Oni’s goal is to influence the entire culture of the department. “There is still a lot of work to be done to truly create an equitable, just environment for everyone, regardless of background, creed, appearance or orientation,” he says. “We want to foster an environment in which all faculty, staff and trainees feel highly valued and supported.”

As one of the first steps in this initiative, Oni and James Ficke, director of orthopaedic surgery, held a series of town hall meetings during which department members could discuss their experiences regarding race and equity in the workplace. “We listened to the challenges they have faced,” says Oni. “It was cathartic for people who shared their concerns and grievances.”

From this discussion, the Diversity and Inclusion Council identified several areas for improvement. In response to staff members reporting that they did not have sufficient resources to help address incidents of racism or bias, the council is creating a channel of communication that staff can access after an incident. “This will be a highly accessible, intuitive way for staff to report incidents, and then managers can address those issues with the full backing of the department and institution,” says Oni. 

Oni believes that implementing these systems will support employees in a way that makes them feel seen, heard and understood, which will in turn translate into employees being more engaged. “When employees have opportunities to create change, they are more engaged and more productive. This creates a better environment for employees and patients alike,” says Oni.

Oni understands that these diversity and inclusion efforts will require hard work, and credits Ficke for supporting the effort: “We are lucky to have a director who truly believes in this work, who is engaged, and who is willing to listen and move us forward.”

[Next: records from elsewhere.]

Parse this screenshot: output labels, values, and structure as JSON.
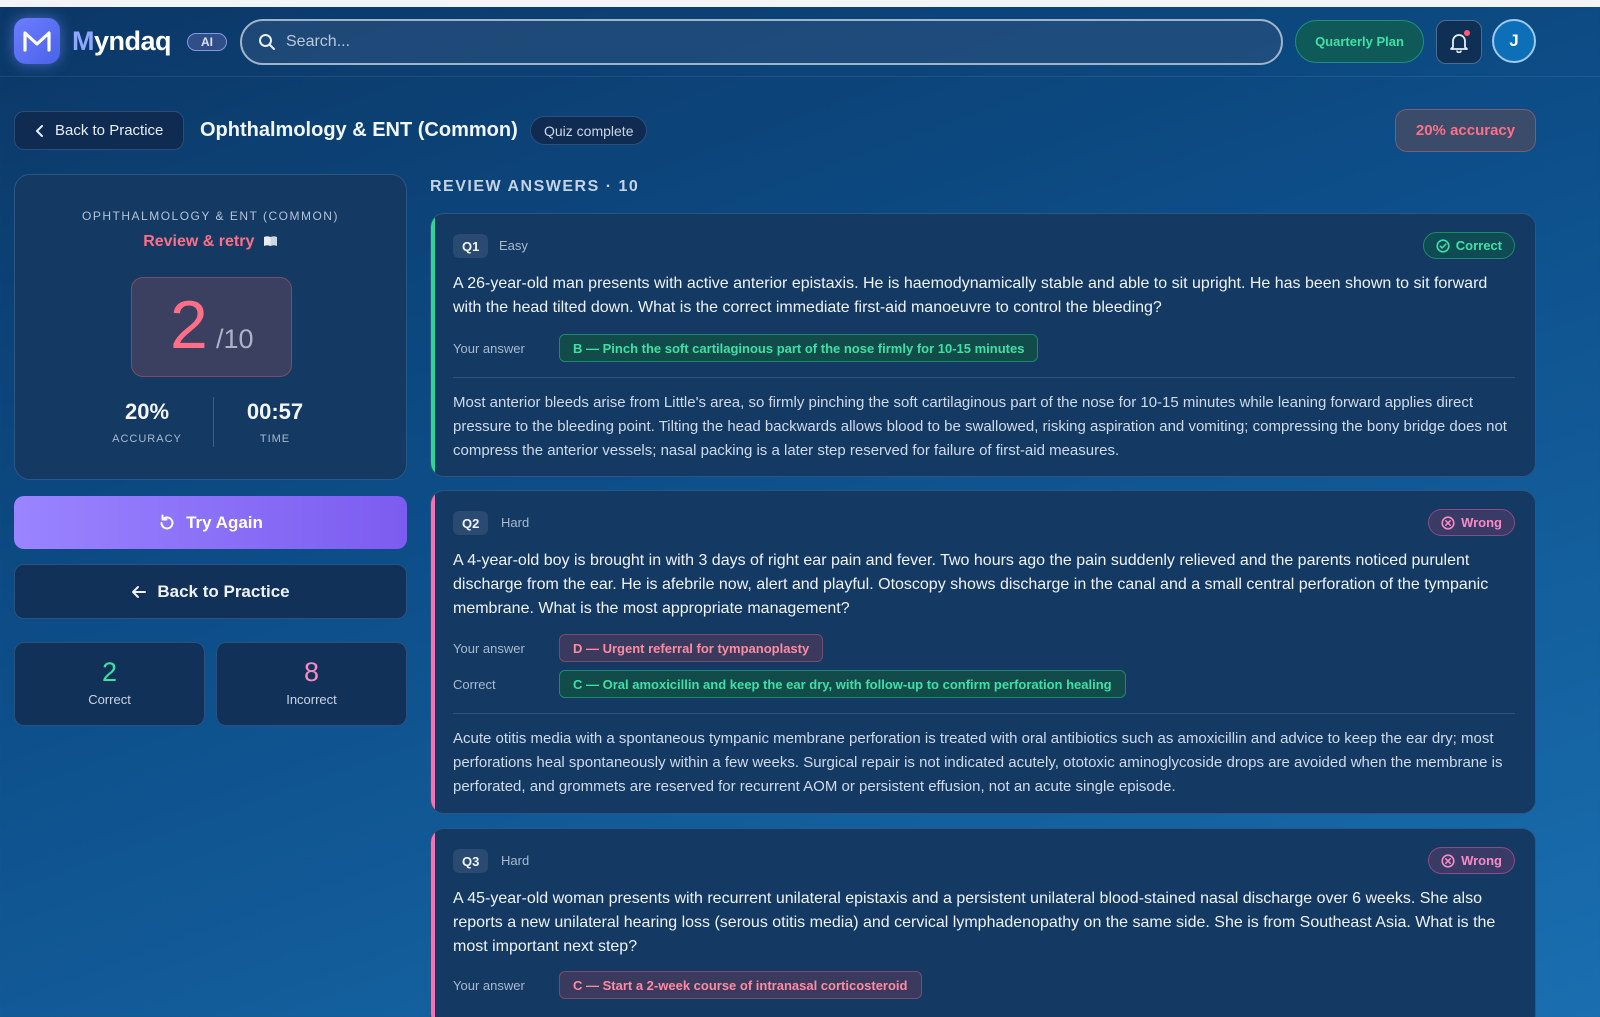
{
  "header": {
    "brand_first": "M",
    "brand_rest": "yndaq",
    "ai_badge": "AI",
    "search_placeholder": "Search...",
    "plan_label": "Quarterly Plan",
    "avatar_initial": "J"
  },
  "subheader": {
    "back_label": "Back to Practice",
    "title": "Ophthalmology & ENT (Common)",
    "status_badge": "Quiz complete",
    "accuracy_badge": "20% accuracy"
  },
  "score_card": {
    "category": "OPHTHALMOLOGY & ENT (COMMON)",
    "subtitle": "Review & retry",
    "score": "2",
    "total": "/10",
    "accuracy_value": "20%",
    "accuracy_label": "ACCURACY",
    "time_value": "00:57",
    "time_label": "TIME"
  },
  "actions": {
    "try_again": "Try Again",
    "back_to_practice": "Back to Practice"
  },
  "tallies": {
    "correct_value": "2",
    "correct_label": "Correct",
    "incorrect_value": "8",
    "incorrect_label": "Incorrect"
  },
  "review": {
    "heading": "REVIEW ANSWERS · 10",
    "your_answer_label": "Your answer",
    "correct_label": "Correct",
    "questions": [
      {
        "num": "Q1",
        "difficulty": "Easy",
        "status": "Correct",
        "text": "A 26-year-old man presents with active anterior epistaxis. He is haemodynamically stable and able to sit upright. He has been shown to sit forward with the head tilted down. What is the correct immediate first-aid manoeuvre to control the bleeding?",
        "your_answer": "B — Pinch the soft cartilaginous part of the nose firmly for 10-15 minutes",
        "explanation": "Most anterior bleeds arise from Little's area, so firmly pinching the soft cartilaginous part of the nose for 10-15 minutes while leaning forward applies direct pressure to the bleeding point. Tilting the head backwards allows blood to be swallowed, risking aspiration and vomiting; compressing the bony bridge does not compress the anterior vessels; nasal packing is a later step reserved for failure of first-aid measures."
      },
      {
        "num": "Q2",
        "difficulty": "Hard",
        "status": "Wrong",
        "text": "A 4-year-old boy is brought in with 3 days of right ear pain and fever. Two hours ago the pain suddenly relieved and the parents noticed purulent discharge from the ear. He is afebrile now, alert and playful. Otoscopy shows discharge in the canal and a small central perforation of the tympanic membrane. What is the most appropriate management?",
        "your_answer": "D — Urgent referral for tympanoplasty",
        "correct_answer": "C — Oral amoxicillin and keep the ear dry, with follow-up to confirm perforation healing",
        "explanation": "Acute otitis media with a spontaneous tympanic membrane perforation is treated with oral antibiotics such as amoxicillin and advice to keep the ear dry; most perforations heal spontaneously within a few weeks. Surgical repair is not indicated acutely, ototoxic aminoglycoside drops are avoided when the membrane is perforated, and grommets are reserved for recurrent AOM or persistent effusion, not an acute single episode."
      },
      {
        "num": "Q3",
        "difficulty": "Hard",
        "status": "Wrong",
        "text": "A 45-year-old woman presents with recurrent unilateral epistaxis and a persistent unilateral blood-stained nasal discharge over 6 weeks. She also reports a new unilateral hearing loss (serous otitis media) and cervical lymphadenopathy on the same side. She is from Southeast Asia. What is the most important next step?",
        "your_answer": "C — Start a 2-week course of intranasal corticosteroid"
      }
    ]
  },
  "colors": {
    "accent_purple": "#7c5cf0",
    "correct_green": "#3fe0a6",
    "wrong_pink": "#ff6f87"
  }
}
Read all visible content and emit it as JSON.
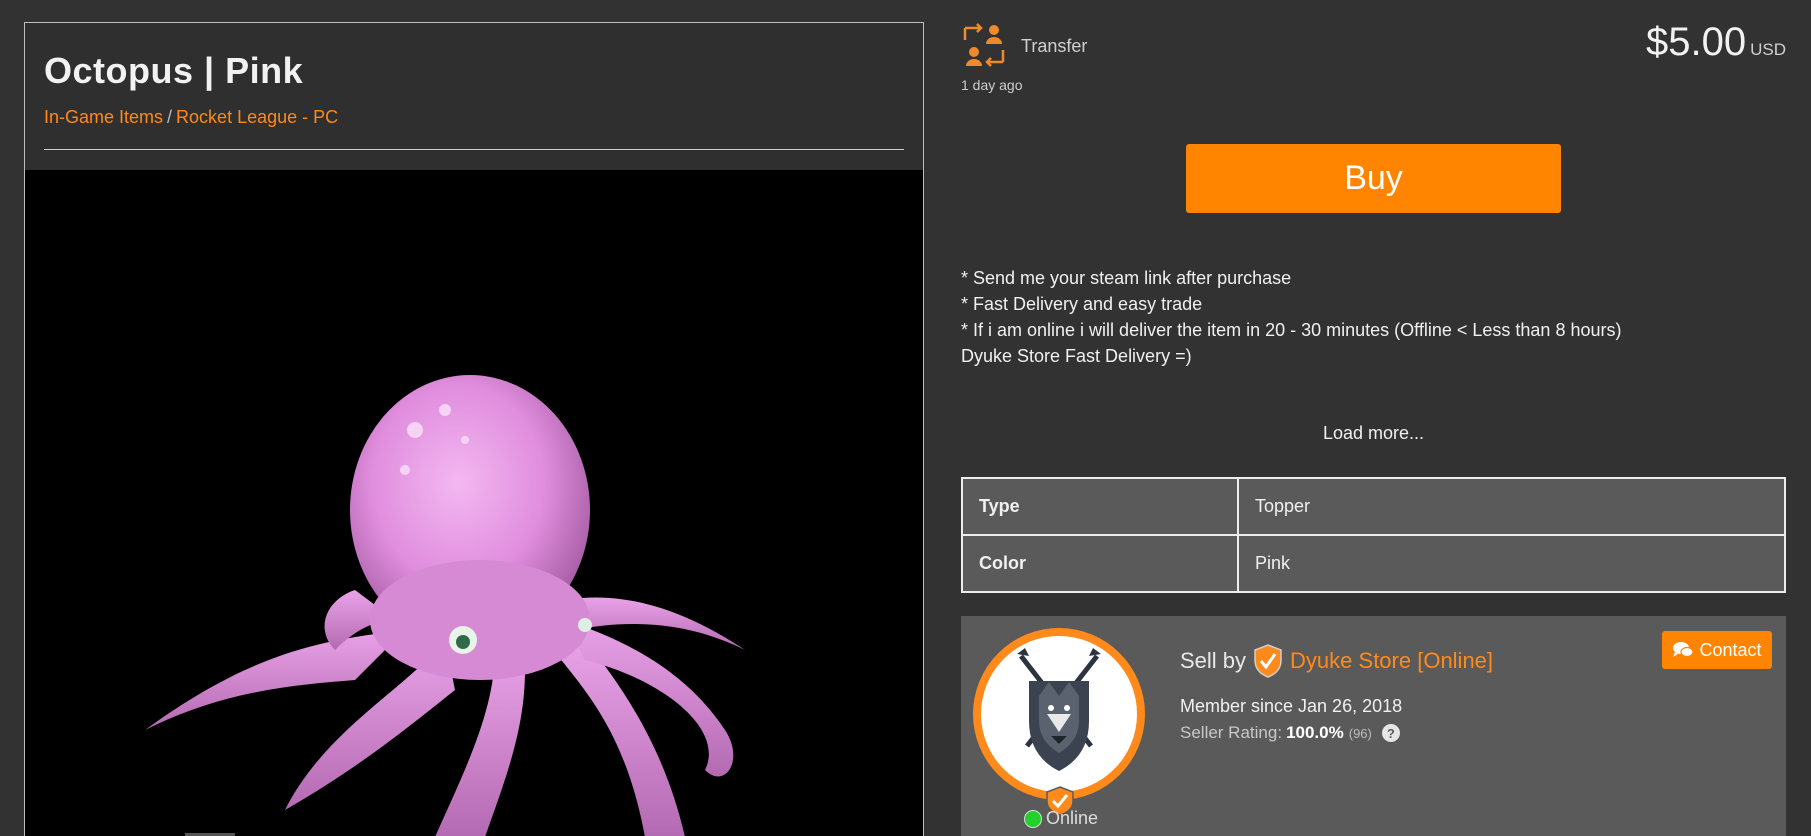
{
  "listing": {
    "title": "Octopus | Pink",
    "breadcrumb": [
      {
        "label": "In-Game Items"
      },
      {
        "label": "Rocket League - PC"
      }
    ],
    "breadcrumb_separator": "/",
    "image_icon": "octopus-image"
  },
  "delivery": {
    "method": "Transfer",
    "icon": "transfer-icon",
    "posted": "1 day ago"
  },
  "price": {
    "amount": "$5.00",
    "currency": "USD"
  },
  "buy_label": "Buy",
  "description": [
    "* Send me your steam link after purchase",
    "* Fast Delivery and easy trade",
    "* If i am online i will deliver the item in 20 - 30 minutes (Offline < Less than 8 hours)",
    "Dyuke Store Fast Delivery =)"
  ],
  "load_more": "Load more...",
  "attributes": [
    {
      "key": "Type",
      "value": "Topper"
    },
    {
      "key": "Color",
      "value": "Pink"
    }
  ],
  "seller": {
    "sell_by_label": "Sell by",
    "name": "Dyuke Store [Online]",
    "member_since": "Member since Jan 26, 2018",
    "rating_label": "Seller Rating:",
    "rating_value": "100.0%",
    "rating_count": "(96)",
    "help": "?",
    "status": "Online",
    "contact_label": "Contact"
  },
  "colors": {
    "accent": "#ff8400",
    "link": "#ff8a1c",
    "online": "#22d12a",
    "octopus": "#e79be6"
  }
}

To learn more, contact Julius Oni at 410-550-5397.

 

1Poon S, Kiridly D, Mutawakkil M, Wendolowski S, Gecelter R, Kline M, Lane L. Current trends in sex, race, and ethnic diversity in orthopaedic surgery residency. JAAOS 27 (16): e725-33.